# Directions for this task:
Reproduce every record verbatim but drop the pictures.

** Opening Dataset excerpts block **

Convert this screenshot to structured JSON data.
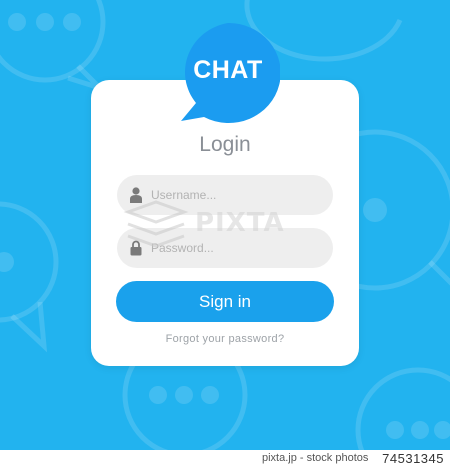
{
  "badge": {
    "text": "CHAT"
  },
  "login": {
    "title": "Login",
    "username_placeholder": "Username...",
    "password_placeholder": "Password...",
    "signin_label": "Sign in",
    "forgot_label": "Forgot your password?"
  },
  "watermark": {
    "text": "PIXTA"
  },
  "footer": {
    "source": "pixta.jp - stock photos",
    "image_id": "74531345"
  },
  "icons": {
    "username": "user-icon",
    "password": "lock-icon",
    "background": "chat-bubble-icon"
  },
  "colors": {
    "background": "#22b3ef",
    "card": "#ffffff",
    "badge": "#1b9cf0",
    "button": "#1aa1ec",
    "field": "#eeeeee",
    "title": "#8a8f96"
  }
}
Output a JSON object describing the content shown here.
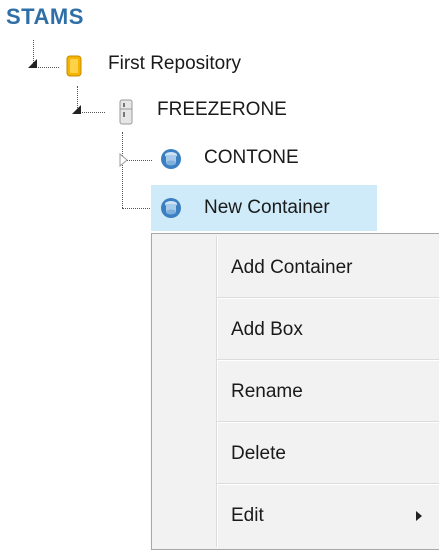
{
  "app": {
    "title": "STAMS"
  },
  "tree": {
    "repository": {
      "label": "First Repository",
      "icon": "repository-icon"
    },
    "freezer": {
      "label": "FREEZERONE",
      "icon": "freezer-icon"
    },
    "containers": [
      {
        "label": "CONTONE",
        "icon": "container-icon",
        "expandable": true
      },
      {
        "label": "New Container",
        "icon": "container-icon",
        "selected": true
      }
    ]
  },
  "context_menu": {
    "items": [
      {
        "label": "Add Container"
      },
      {
        "label": "Add Box"
      },
      {
        "label": "Rename"
      },
      {
        "label": "Delete"
      },
      {
        "label": "Edit",
        "has_submenu": true
      }
    ]
  },
  "colors": {
    "title": "#2e6fa8",
    "selection": "#cfeaf8",
    "repository_icon": "#f5b400",
    "container_icon": "#3a7fc1"
  }
}
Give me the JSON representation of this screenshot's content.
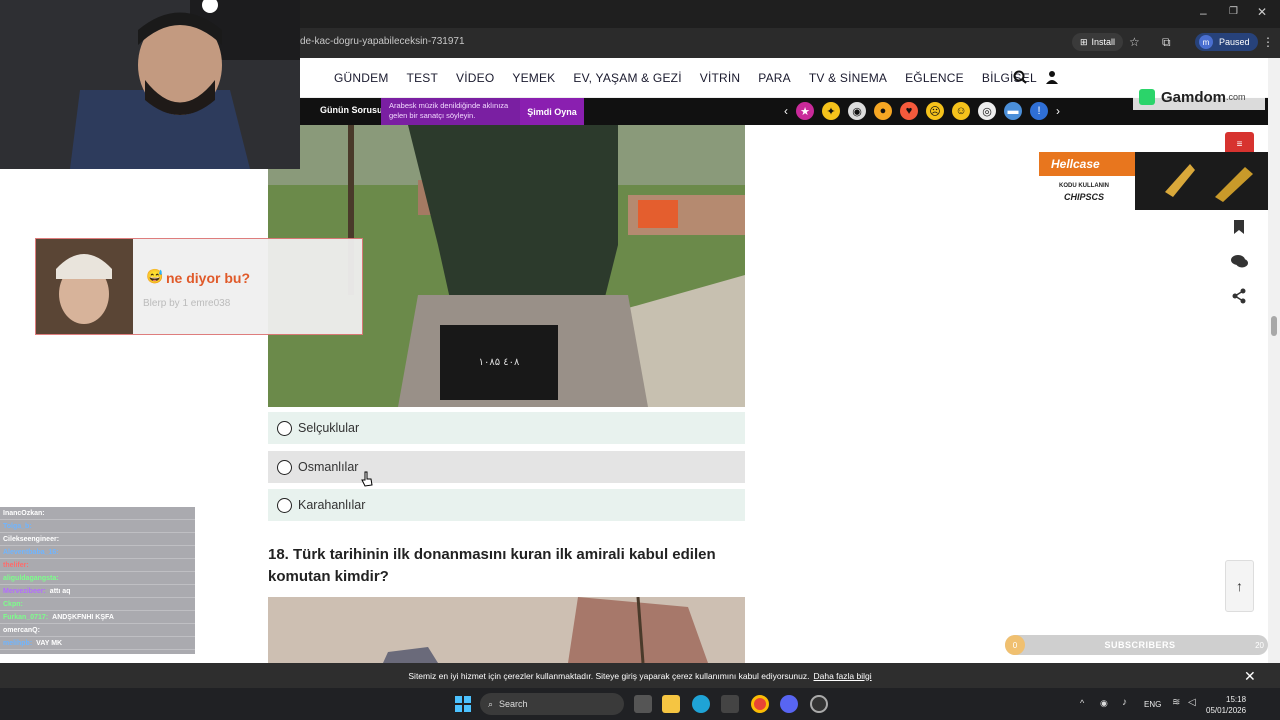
{
  "browser": {
    "url": "de-kac-dogru-yapabileceksin-731971",
    "install_label": "Install",
    "profile_initial": "m",
    "paused_label": "Paused"
  },
  "site": {
    "nav": [
      "GÜNDEM",
      "TEST",
      "VİDEO",
      "YEMEK",
      "EV, YAŞAM & GEZİ",
      "VİTRİN",
      "PARA",
      "TV & SİNEMA",
      "EĞLENCE",
      "BİLGİSEL"
    ],
    "strip": {
      "gunun_label": "Günün Sorusu",
      "question_text": "Arabesk müzik denildiğinde aklınıza gelen bir sanatçı söyleyin.",
      "play_label": "Şimdi Oyna"
    }
  },
  "gamdom": {
    "brand": "Gamdom",
    "suffix": ".com"
  },
  "quiz": {
    "options": [
      "Selçuklular",
      "Osmanlılar",
      "Karahanlılar"
    ],
    "question": "18. Türk tarihinin ilk donanmasını kuran ilk amirali kabul edilen komutan kimdir?"
  },
  "hellcase": {
    "brand": "Hellcase",
    "line1": "KODU KULLANIN",
    "code": "CHIPSCS"
  },
  "subscribers": {
    "left": "0",
    "label": "SUBSCRIBERS",
    "right": "20"
  },
  "cookie": {
    "text": "Sitemiz en iyi hizmet için çerezler kullanmaktadır. Siteye giriş yaparak çerez kullanımını kabul ediyorsunuz.",
    "link": "Daha fazla bilgi"
  },
  "taskbar": {
    "search_placeholder": "Search",
    "lang": "ENG",
    "time": "15:18",
    "date": "05/01/2026"
  },
  "alert": {
    "title": "ne diyor bu?",
    "subtitle": "Blerp by 1 emre038"
  },
  "chat": [
    {
      "user": "InancOzkan",
      "msg": "",
      "color": "#ffffff"
    },
    {
      "user": "Tolga_b",
      "msg": "",
      "color": "#6fb5ff"
    },
    {
      "user": "Cilekseengineer",
      "msg": "",
      "color": "#ffffff"
    },
    {
      "user": "Aleventbaba_16",
      "msg": "",
      "color": "#6fb5ff"
    },
    {
      "user": "thelifer",
      "msg": "",
      "color": "#ff6b6b"
    },
    {
      "user": "aliguldagangsta",
      "msg": "",
      "color": "#7cff8a"
    },
    {
      "user": "Mervezibeer",
      "msg": "attı aq",
      "color": "#b46bff"
    },
    {
      "user": "Ckpn",
      "msg": "",
      "color": "#7cff8a"
    },
    {
      "user": "Furkan_0717",
      "msg": "ANDŞKFNHI KŞFA",
      "color": "#7cff8a"
    },
    {
      "user": "omercanQ",
      "msg": "",
      "color": "#ffffff"
    },
    {
      "user": "melihpb",
      "msg": "VAY MK",
      "color": "#6fb5ff"
    }
  ]
}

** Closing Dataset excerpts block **

# Solution below:
Convert this screenshot to structured JSON data.
{
  "badge": {
    "text": "CHAT"
  },
  "login": {
    "title": "Login",
    "username_placeholder": "Username...",
    "password_placeholder": "Password...",
    "signin_label": "Sign in",
    "forgot_label": "Forgot your password?"
  },
  "watermark": {
    "text": "PIXTA"
  },
  "footer": {
    "source": "pixta.jp - stock photos",
    "image_id": "74531345"
  },
  "icons": {
    "username": "user-icon",
    "password": "lock-icon",
    "background": "chat-bubble-icon"
  },
  "colors": {
    "background": "#22b3ef",
    "card": "#ffffff",
    "badge": "#1b9cf0",
    "button": "#1aa1ec",
    "field": "#eeeeee",
    "title": "#8a8f96"
  }
}
Output a JSON object describing the content shown here.
{
  "app": {
    "title": "STAMS"
  },
  "tree": {
    "repository": {
      "label": "First Repository",
      "icon": "repository-icon"
    },
    "freezer": {
      "label": "FREEZERONE",
      "icon": "freezer-icon"
    },
    "containers": [
      {
        "label": "CONTONE",
        "icon": "container-icon",
        "expandable": true
      },
      {
        "label": "New Container",
        "icon": "container-icon",
        "selected": true
      }
    ]
  },
  "context_menu": {
    "items": [
      {
        "label": "Add Container"
      },
      {
        "label": "Add Box"
      },
      {
        "label": "Rename"
      },
      {
        "label": "Delete"
      },
      {
        "label": "Edit",
        "has_submenu": true
      }
    ]
  },
  "colors": {
    "title": "#2e6fa8",
    "selection": "#cfeaf8",
    "repository_icon": "#f5b400",
    "container_icon": "#3a7fc1"
  }
}
Give me the JSON representation of this screenshot's content.
{
  "browser": {
    "url": "de-kac-dogru-yapabileceksin-731971",
    "install_label": "Install",
    "profile_initial": "m",
    "paused_label": "Paused"
  },
  "site": {
    "nav": [
      "GÜNDEM",
      "TEST",
      "VİDEO",
      "YEMEK",
      "EV, YAŞAM & GEZİ",
      "VİTRİN",
      "PARA",
      "TV & SİNEMA",
      "EĞLENCE",
      "BİLGİSEL"
    ],
    "strip": {
      "gunun_label": "Günün Sorusu",
      "question_text": "Arabesk müzik denildiğinde aklınıza gelen bir sanatçı söyleyin.",
      "play_label": "Şimdi Oyna"
    }
  },
  "gamdom": {
    "brand": "Gamdom",
    "suffix": ".com"
  },
  "quiz": {
    "options": [
      "Selçuklular",
      "Osmanlılar",
      "Karahanlılar"
    ],
    "question": "18. Türk tarihinin ilk donanmasını kuran ilk amirali kabul edilen komutan kimdir?"
  },
  "hellcase": {
    "brand": "Hellcase",
    "line1": "KODU KULLANIN",
    "code": "CHIPSCS"
  },
  "subscribers": {
    "left": "0",
    "label": "SUBSCRIBERS",
    "right": "20"
  },
  "cookie": {
    "text": "Sitemiz en iyi hizmet için çerezler kullanmaktadır. Siteye giriş yaparak çerez kullanımını kabul ediyorsunuz.",
    "link": "Daha fazla bilgi"
  },
  "taskbar": {
    "search_placeholder": "Search",
    "lang": "ENG",
    "time": "15:18",
    "date": "05/01/2026"
  },
  "alert": {
    "title": "ne diyor bu?",
    "subtitle": "Blerp by 1 emre038"
  },
  "chat": [
    {
      "user": "InancOzkan",
      "msg": "",
      "color": "#ffffff"
    },
    {
      "user": "Tolga_b",
      "msg": "",
      "color": "#6fb5ff"
    },
    {
      "user": "Cilekseengineer",
      "msg": "",
      "color": "#ffffff"
    },
    {
      "user": "Aleventbaba_16",
      "msg": "",
      "color": "#6fb5ff"
    },
    {
      "user": "thelifer",
      "msg": "",
      "color": "#ff6b6b"
    },
    {
      "user": "aliguldagangsta",
      "msg": "",
      "color": "#7cff8a"
    },
    {
      "user": "Mervezibeer",
      "msg": "attı aq",
      "color": "#b46bff"
    },
    {
      "user": "Ckpn",
      "msg": "",
      "color": "#7cff8a"
    },
    {
      "user": "Furkan_0717",
      "msg": "ANDŞKFNHI KŞFA",
      "color": "#7cff8a"
    },
    {
      "user": "omercanQ",
      "msg": "",
      "color": "#ffffff"
    },
    {
      "user": "melihpb",
      "msg": "VAY MK",
      "color": "#6fb5ff"
    }
  ]
}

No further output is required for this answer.